โœจ Specialized: Job Types

Different jobs require different skills and we know that applications reflect that. While having fewer text-based questions increases application completion rate, the effects of the style of the application vary by job type. Looking at the restaurant industry, the Front of House (FOH) and Back of House (BOH) split demonstrates the need for specialized applications based on the role. As the applications approached being 100% text-based questions, this had a significant decline in the completion rate for BOH jobs. For FOH jobs, this effect was considerably smaller. When thinking of the types of people applying for these jobs, it begins to make sense. FOH jobs require direct interactions with people and require a more social and outgoing person. A more social and outgoing person is more inclined to write about themselves and generally to have a lot to say. ๐Ÿ˜„

So, keep the strengths of the roles in mind! For front-facing roles, up to half of the questions can be text-based. For roles that donโ€™t require as much customer interaction, no more than a third of the questions should be text-based.

Putting all of this together, here are two examples of good application screening questions:

  • Host: three text-based questions and three choice questions (6 total questions)
  • Line Cook: one text-based question and three choice questions (4 total questions)

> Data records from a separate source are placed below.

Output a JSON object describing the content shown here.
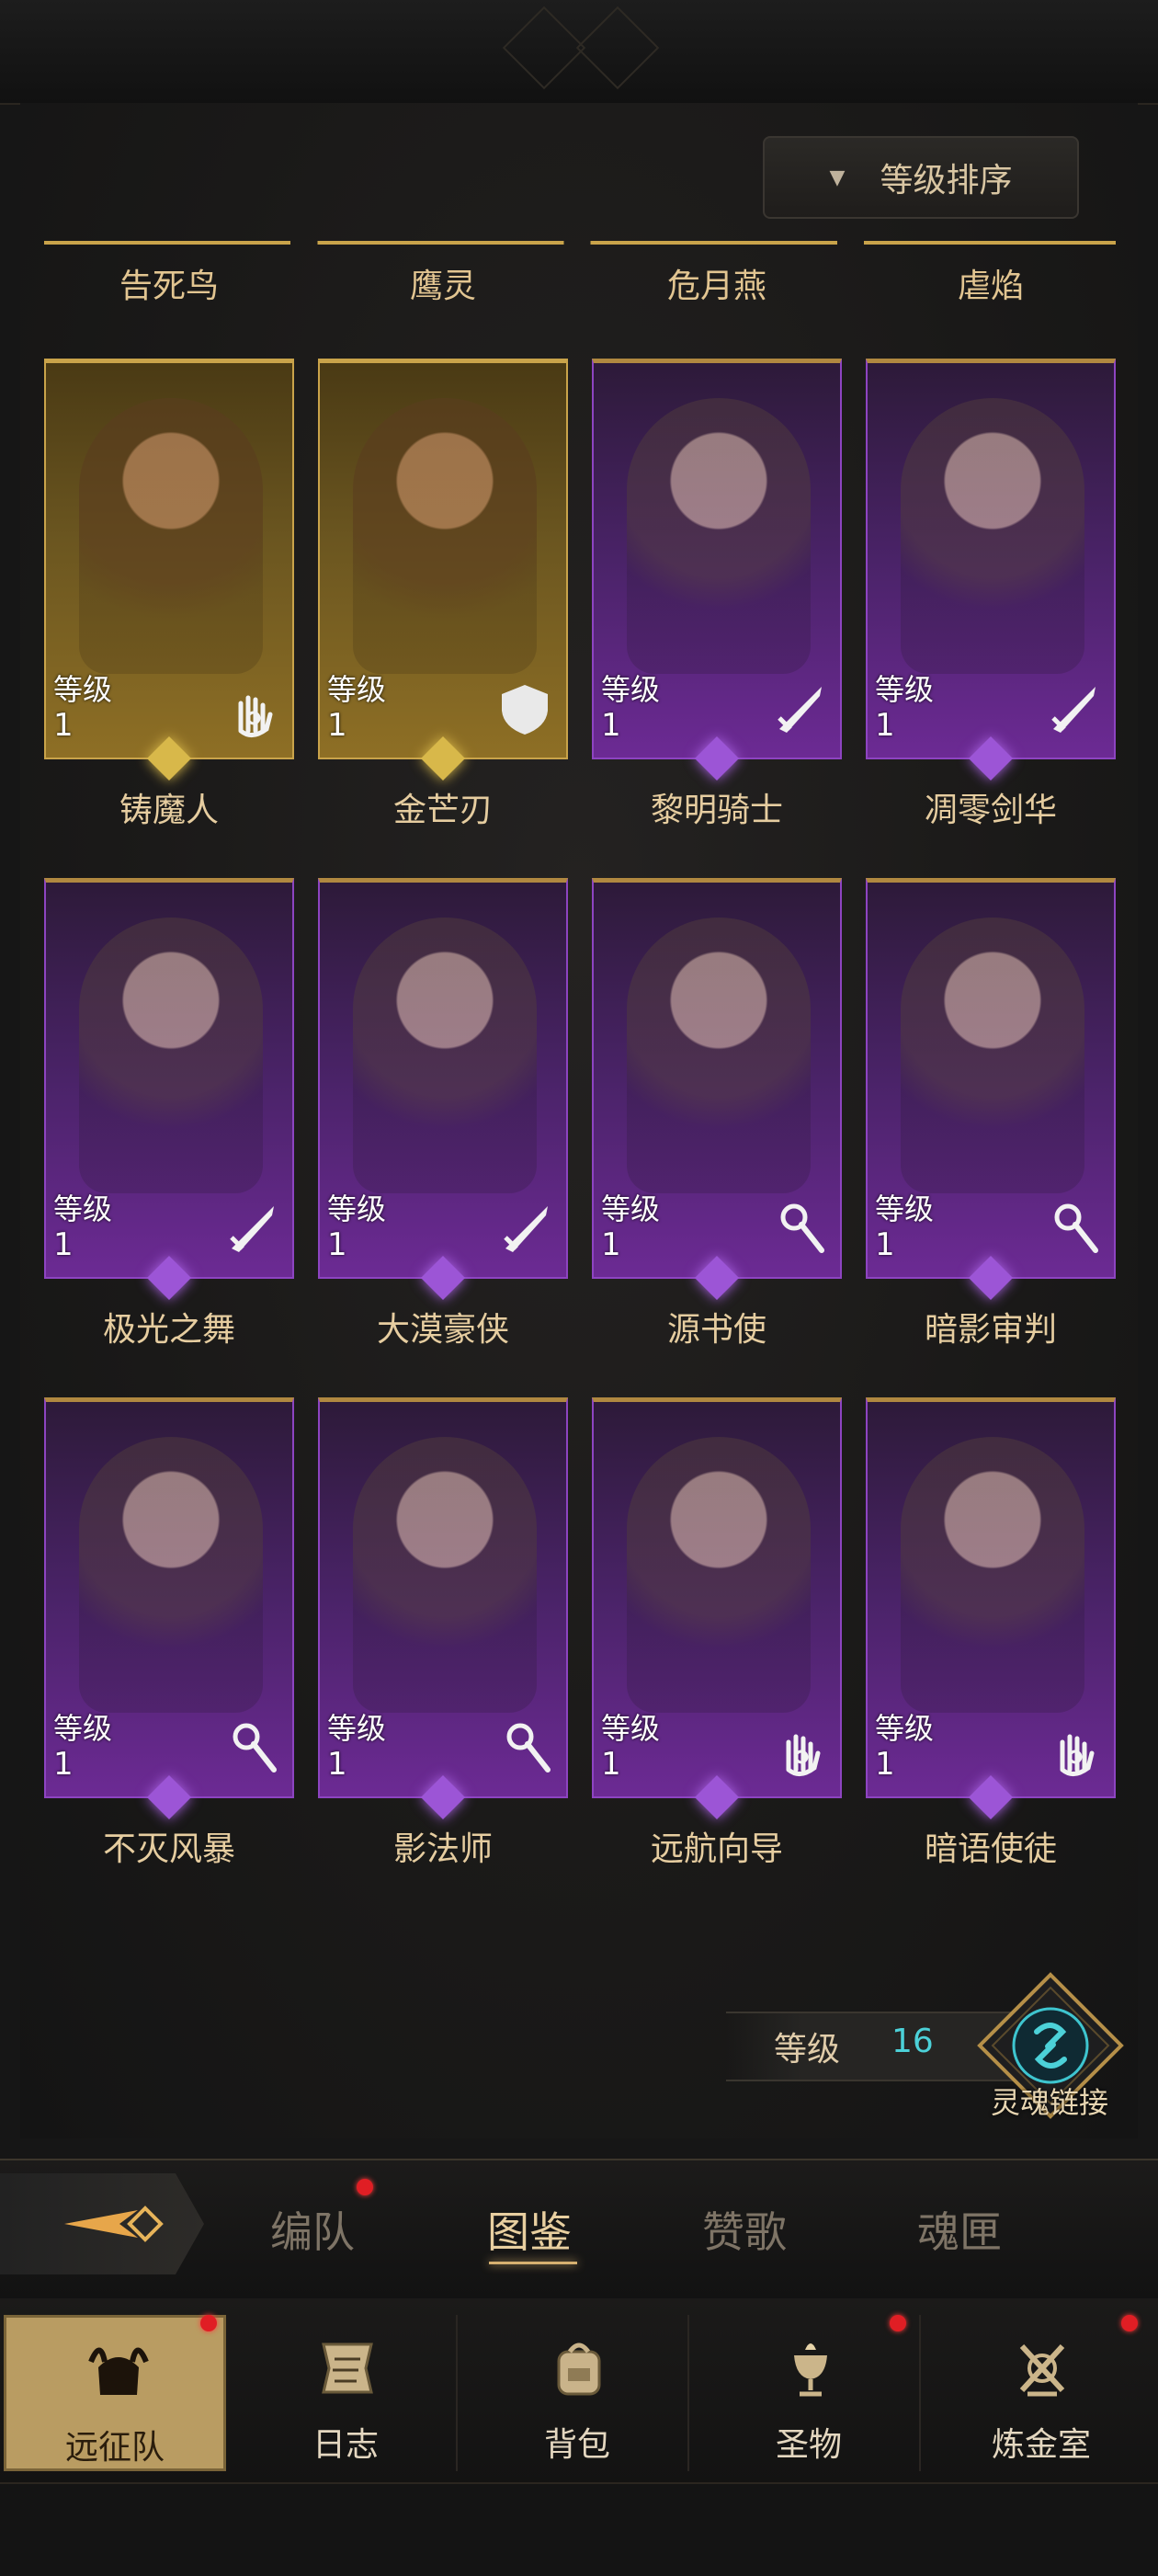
{
  "sort_button": {
    "label": "等级排序"
  },
  "top_row_names": [
    "告死鸟",
    "鹰灵",
    "危月燕",
    "虐焰"
  ],
  "level_label": "等级",
  "cards": [
    {
      "name": "铸魔人",
      "level": "1",
      "rarity": "gold",
      "class_icon": "hand-icon"
    },
    {
      "name": "金芒刃",
      "level": "1",
      "rarity": "gold",
      "class_icon": "shield-icon"
    },
    {
      "name": "黎明骑士",
      "level": "1",
      "rarity": "purple",
      "class_icon": "sword-icon"
    },
    {
      "name": "凋零剑华",
      "level": "1",
      "rarity": "purple",
      "class_icon": "sword-icon"
    },
    {
      "name": "极光之舞",
      "level": "1",
      "rarity": "purple",
      "class_icon": "sword-icon"
    },
    {
      "name": "大漠豪侠",
      "level": "1",
      "rarity": "purple",
      "class_icon": "sword-icon"
    },
    {
      "name": "源书使",
      "level": "1",
      "rarity": "purple",
      "class_icon": "staff-icon"
    },
    {
      "name": "暗影审判",
      "level": "1",
      "rarity": "purple",
      "class_icon": "staff-icon"
    },
    {
      "name": "不灭风暴",
      "level": "1",
      "rarity": "purple",
      "class_icon": "staff-icon"
    },
    {
      "name": "影法师",
      "level": "1",
      "rarity": "purple",
      "class_icon": "staff-icon"
    },
    {
      "name": "远航向导",
      "level": "1",
      "rarity": "purple",
      "class_icon": "hand-icon"
    },
    {
      "name": "暗语使徒",
      "level": "1",
      "rarity": "purple",
      "class_icon": "hand-icon"
    }
  ],
  "soul_link": {
    "level_label": "等级",
    "level_value": "16",
    "label": "灵魂链接"
  },
  "tabs": [
    {
      "label": "编队",
      "badge": true
    },
    {
      "label": "图鉴",
      "active": true
    },
    {
      "label": "赞歌"
    },
    {
      "label": "魂匣"
    }
  ],
  "bottom_nav": [
    {
      "label": "远征队",
      "active": true,
      "badge": true,
      "icon": "helmet-icon"
    },
    {
      "label": "日志",
      "icon": "scroll-icon"
    },
    {
      "label": "背包",
      "icon": "backpack-icon"
    },
    {
      "label": "圣物",
      "badge": true,
      "icon": "chalice-icon"
    },
    {
      "label": "炼金室",
      "badge": true,
      "icon": "alchemy-icon"
    }
  ],
  "colors": {
    "accent_gold": "#d4af52",
    "accent_purple": "#9c55d6",
    "level_cyan": "#4cd1d8",
    "badge_red": "#e01e24"
  }
}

So, next time you put together an application, remember the three Sโ€™s!